- _Work to be completed_
The entries below must be restated word for word.

- _Provided data_
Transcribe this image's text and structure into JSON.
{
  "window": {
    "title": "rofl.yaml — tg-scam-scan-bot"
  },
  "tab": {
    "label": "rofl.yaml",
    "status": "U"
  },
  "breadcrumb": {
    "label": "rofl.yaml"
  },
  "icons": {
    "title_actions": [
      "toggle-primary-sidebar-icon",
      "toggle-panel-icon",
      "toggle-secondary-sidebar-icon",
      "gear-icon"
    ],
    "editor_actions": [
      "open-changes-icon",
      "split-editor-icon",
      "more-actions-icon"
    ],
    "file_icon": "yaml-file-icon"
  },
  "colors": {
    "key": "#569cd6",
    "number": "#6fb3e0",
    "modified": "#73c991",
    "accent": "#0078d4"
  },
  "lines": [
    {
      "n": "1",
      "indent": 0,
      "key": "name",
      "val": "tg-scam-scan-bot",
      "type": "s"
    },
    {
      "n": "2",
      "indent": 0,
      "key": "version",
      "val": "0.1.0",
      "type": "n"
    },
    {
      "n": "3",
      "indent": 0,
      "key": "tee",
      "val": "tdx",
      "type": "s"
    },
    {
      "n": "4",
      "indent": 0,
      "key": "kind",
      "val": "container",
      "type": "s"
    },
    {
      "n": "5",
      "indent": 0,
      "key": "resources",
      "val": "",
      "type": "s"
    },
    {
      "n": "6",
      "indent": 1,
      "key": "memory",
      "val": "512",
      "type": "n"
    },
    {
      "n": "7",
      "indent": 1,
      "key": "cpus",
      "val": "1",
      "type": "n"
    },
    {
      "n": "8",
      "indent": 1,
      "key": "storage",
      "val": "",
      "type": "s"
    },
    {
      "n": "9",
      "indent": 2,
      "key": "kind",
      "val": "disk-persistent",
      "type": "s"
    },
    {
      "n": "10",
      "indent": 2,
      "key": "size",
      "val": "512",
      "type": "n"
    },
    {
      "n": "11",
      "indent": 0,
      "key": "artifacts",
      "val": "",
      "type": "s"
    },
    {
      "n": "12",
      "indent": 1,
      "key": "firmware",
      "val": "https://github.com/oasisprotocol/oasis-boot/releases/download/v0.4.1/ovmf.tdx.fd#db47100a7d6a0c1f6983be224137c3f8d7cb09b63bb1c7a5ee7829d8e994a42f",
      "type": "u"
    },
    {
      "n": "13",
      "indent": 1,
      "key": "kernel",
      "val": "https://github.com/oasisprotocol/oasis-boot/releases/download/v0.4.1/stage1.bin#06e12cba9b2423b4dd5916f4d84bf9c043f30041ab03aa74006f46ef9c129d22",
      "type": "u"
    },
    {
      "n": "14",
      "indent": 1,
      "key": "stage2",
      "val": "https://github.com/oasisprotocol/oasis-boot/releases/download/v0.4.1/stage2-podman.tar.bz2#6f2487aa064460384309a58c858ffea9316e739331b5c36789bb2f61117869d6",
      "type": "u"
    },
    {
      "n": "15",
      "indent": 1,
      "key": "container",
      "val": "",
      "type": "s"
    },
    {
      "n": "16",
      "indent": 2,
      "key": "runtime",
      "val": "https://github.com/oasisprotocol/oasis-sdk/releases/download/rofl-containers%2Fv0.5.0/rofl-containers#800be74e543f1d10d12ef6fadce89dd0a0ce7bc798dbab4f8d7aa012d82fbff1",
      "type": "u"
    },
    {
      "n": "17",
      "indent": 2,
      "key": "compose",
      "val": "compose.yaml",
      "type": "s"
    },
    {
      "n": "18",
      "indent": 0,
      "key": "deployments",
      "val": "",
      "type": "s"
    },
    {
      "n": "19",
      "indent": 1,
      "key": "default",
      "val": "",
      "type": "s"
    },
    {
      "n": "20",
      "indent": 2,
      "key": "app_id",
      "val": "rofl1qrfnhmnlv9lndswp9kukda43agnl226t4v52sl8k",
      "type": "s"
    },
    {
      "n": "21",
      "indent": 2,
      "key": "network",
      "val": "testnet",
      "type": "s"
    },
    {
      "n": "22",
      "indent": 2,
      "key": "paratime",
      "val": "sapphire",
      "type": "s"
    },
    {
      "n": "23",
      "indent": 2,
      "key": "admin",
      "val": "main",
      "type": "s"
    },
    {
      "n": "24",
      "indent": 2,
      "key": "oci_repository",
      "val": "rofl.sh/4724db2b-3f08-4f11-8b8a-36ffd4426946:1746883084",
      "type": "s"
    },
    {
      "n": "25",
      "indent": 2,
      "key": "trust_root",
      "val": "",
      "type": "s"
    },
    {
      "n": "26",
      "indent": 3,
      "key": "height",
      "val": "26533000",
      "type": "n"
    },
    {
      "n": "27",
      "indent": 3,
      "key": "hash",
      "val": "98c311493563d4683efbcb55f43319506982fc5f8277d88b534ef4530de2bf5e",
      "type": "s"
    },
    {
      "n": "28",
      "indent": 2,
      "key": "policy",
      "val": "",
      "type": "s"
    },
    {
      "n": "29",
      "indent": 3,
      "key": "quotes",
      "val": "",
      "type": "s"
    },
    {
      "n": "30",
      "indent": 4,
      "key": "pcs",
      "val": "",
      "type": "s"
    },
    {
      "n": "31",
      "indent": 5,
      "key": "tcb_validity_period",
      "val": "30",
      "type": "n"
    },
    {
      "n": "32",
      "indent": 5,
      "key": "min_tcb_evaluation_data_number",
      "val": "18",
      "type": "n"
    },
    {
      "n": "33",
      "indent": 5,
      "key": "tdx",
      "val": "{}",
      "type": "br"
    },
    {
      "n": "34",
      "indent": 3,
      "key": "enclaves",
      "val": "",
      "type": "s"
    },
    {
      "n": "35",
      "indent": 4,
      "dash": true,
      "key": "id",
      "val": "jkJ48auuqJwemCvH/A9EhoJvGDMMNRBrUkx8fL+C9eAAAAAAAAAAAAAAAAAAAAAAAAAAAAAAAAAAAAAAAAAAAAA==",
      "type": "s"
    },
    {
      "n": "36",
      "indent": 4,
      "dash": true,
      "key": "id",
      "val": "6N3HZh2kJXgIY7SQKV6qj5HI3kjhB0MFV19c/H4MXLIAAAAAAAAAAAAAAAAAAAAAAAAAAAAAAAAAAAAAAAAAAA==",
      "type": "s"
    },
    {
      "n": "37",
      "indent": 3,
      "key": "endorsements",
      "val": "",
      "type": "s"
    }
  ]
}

- _Task result_
Transcribe this image's text and structure into JSON.
{
  "window": {
    "title": "rofl.yaml — tg-scam-scan-bot"
  },
  "tab": {
    "label": "rofl.yaml",
    "status": "U"
  },
  "breadcrumb": {
    "label": "rofl.yaml"
  },
  "icons": {
    "title_actions": [
      "toggle-primary-sidebar-icon",
      "toggle-panel-icon",
      "toggle-secondary-sidebar-icon",
      "gear-icon"
    ],
    "editor_actions": [
      "open-changes-icon",
      "split-editor-icon",
      "more-actions-icon"
    ],
    "file_icon": "yaml-file-icon"
  },
  "colors": {
    "key": "#569cd6",
    "number": "#6fb3e0",
    "modified": "#73c991",
    "accent": "#0078d4"
  },
  "lines": [
    {
      "n": "1",
      "indent": 0,
      "key": "name",
      "val": "tg-scam-scan-bot",
      "type": "s"
    },
    {
      "n": "2",
      "indent": 0,
      "key": "version",
      "val": "0.1.0",
      "type": "n"
    },
    {
      "n": "3",
      "indent": 0,
      "key": "tee",
      "val": "tdx",
      "type": "s"
    },
    {
      "n": "4",
      "indent": 0,
      "key": "kind",
      "val": "container",
      "type": "s"
    },
    {
      "n": "5",
      "indent": 0,
      "key": "resources",
      "val": "",
      "type": "s"
    },
    {
      "n": "6",
      "indent": 1,
      "key": "memory",
      "val": "512",
      "type": "n"
    },
    {
      "n": "7",
      "indent": 1,
      "key": "cpus",
      "val": "1",
      "type": "n"
    },
    {
      "n": "8",
      "indent": 1,
      "key": "storage",
      "val": "",
      "type": "s"
    },
    {
      "n": "9",
      "indent": 2,
      "key": "kind",
      "val": "disk-persistent",
      "type": "s"
    },
    {
      "n": "10",
      "indent": 2,
      "key": "size",
      "val": "512",
      "type": "n"
    },
    {
      "n": "11",
      "indent": 0,
      "key": "artifacts",
      "val": "",
      "type": "s"
    },
    {
      "n": "12",
      "indent": 1,
      "key": "firmware",
      "val": "https://github.com/oasisprotocol/oasis-boot/releases/download/v0.4.1/ovmf.tdx.fd#db47100a7d6a0c1f6983be224137c3f8d7cb09b63bb1c7a5ee7829d8e994a42f",
      "type": "u"
    },
    {
      "n": "13",
      "indent": 1,
      "key": "kernel",
      "val": "https://github.com/oasisprotocol/oasis-boot/releases/download/v0.4.1/stage1.bin#06e12cba9b2423b4dd5916f4d84bf9c043f30041ab03aa74006f46ef9c129d22",
      "type": "u"
    },
    {
      "n": "14",
      "indent": 1,
      "key": "stage2",
      "val": "https://github.com/oasisprotocol/oasis-boot/releases/download/v0.4.1/stage2-podman.tar.bz2#6f2487aa064460384309a58c858ffea9316e739331b5c36789bb2f61117869d6",
      "type": "u"
    },
    {
      "n": "15",
      "indent": 1,
      "key": "container",
      "val": "",
      "type": "s"
    },
    {
      "n": "16",
      "indent": 2,
      "key": "runtime",
      "val": "https://github.com/oasisprotocol/oasis-sdk/releases/download/rofl-containers%2Fv0.5.0/rofl-containers#800be74e543f1d10d12ef6fadce89dd0a0ce7bc798dbab4f8d7aa012d82fbff1",
      "type": "u"
    },
    {
      "n": "17",
      "indent": 2,
      "key": "compose",
      "val": "compose.yaml",
      "type": "s"
    },
    {
      "n": "18",
      "indent": 0,
      "key": "deployments",
      "val": "",
      "type": "s"
    },
    {
      "n": "19",
      "indent": 1,
      "key": "default",
      "val": "",
      "type": "s"
    },
    {
      "n": "20",
      "indent": 2,
      "key": "app_id",
      "val": "rofl1qrfnhmnlv9lndswp9kukda43agnl226t4v52sl8k",
      "type": "s"
    },
    {
      "n": "21",
      "indent": 2,
      "key": "network",
      "val": "testnet",
      "type": "s"
    },
    {
      "n": "22",
      "indent": 2,
      "key": "paratime",
      "val": "sapphire",
      "type": "s"
    },
    {
      "n": "23",
      "indent": 2,
      "key": "admin",
      "val": "main",
      "type": "s"
    },
    {
      "n": "24",
      "indent": 2,
      "key": "oci_repository",
      "val": "rofl.sh/4724db2b-3f08-4f11-8b8a-36ffd4426946:1746883084",
      "type": "s"
    },
    {
      "n": "25",
      "indent": 2,
      "key": "trust_root",
      "val": "",
      "type": "s"
    },
    {
      "n": "26",
      "indent": 3,
      "key": "height",
      "val": "26533000",
      "type": "n"
    },
    {
      "n": "27",
      "indent": 3,
      "key": "hash",
      "val": "98c311493563d4683efbcb55f43319506982fc5f8277d88b534ef4530de2bf5e",
      "type": "s"
    },
    {
      "n": "28",
      "indent": 2,
      "key": "policy",
      "val": "",
      "type": "s"
    },
    {
      "n": "29",
      "indent": 3,
      "key": "quotes",
      "val": "",
      "type": "s"
    },
    {
      "n": "30",
      "indent": 4,
      "key": "pcs",
      "val": "",
      "type": "s"
    },
    {
      "n": "31",
      "indent": 5,
      "key": "tcb_validity_period",
      "val": "30",
      "type": "n"
    },
    {
      "n": "32",
      "indent": 5,
      "key": "min_tcb_evaluation_data_number",
      "val": "18",
      "type": "n"
    },
    {
      "n": "33",
      "indent": 5,
      "key": "tdx",
      "val": "{}",
      "type": "br"
    },
    {
      "n": "34",
      "indent": 3,
      "key": "enclaves",
      "val": "",
      "type": "s"
    },
    {
      "n": "35",
      "indent": 4,
      "dash": true,
      "key": "id",
      "val": "jkJ48auuqJwemCvH/A9EhoJvGDMMNRBrUkx8fL+C9eAAAAAAAAAAAAAAAAAAAAAAAAAAAAAAAAAAAAAAAAAAAAA==",
      "type": "s"
    },
    {
      "n": "36",
      "indent": 4,
      "dash": true,
      "key": "id",
      "val": "6N3HZh2kJXgIY7SQKV6qj5HI3kjhB0MFV19c/H4MXLIAAAAAAAAAAAAAAAAAAAAAAAAAAAAAAAAAAAAAAAAAAA==",
      "type": "s"
    },
    {
      "n": "37",
      "indent": 3,
      "key": "endorsements",
      "val": "",
      "type": "s"
    }
  ]
}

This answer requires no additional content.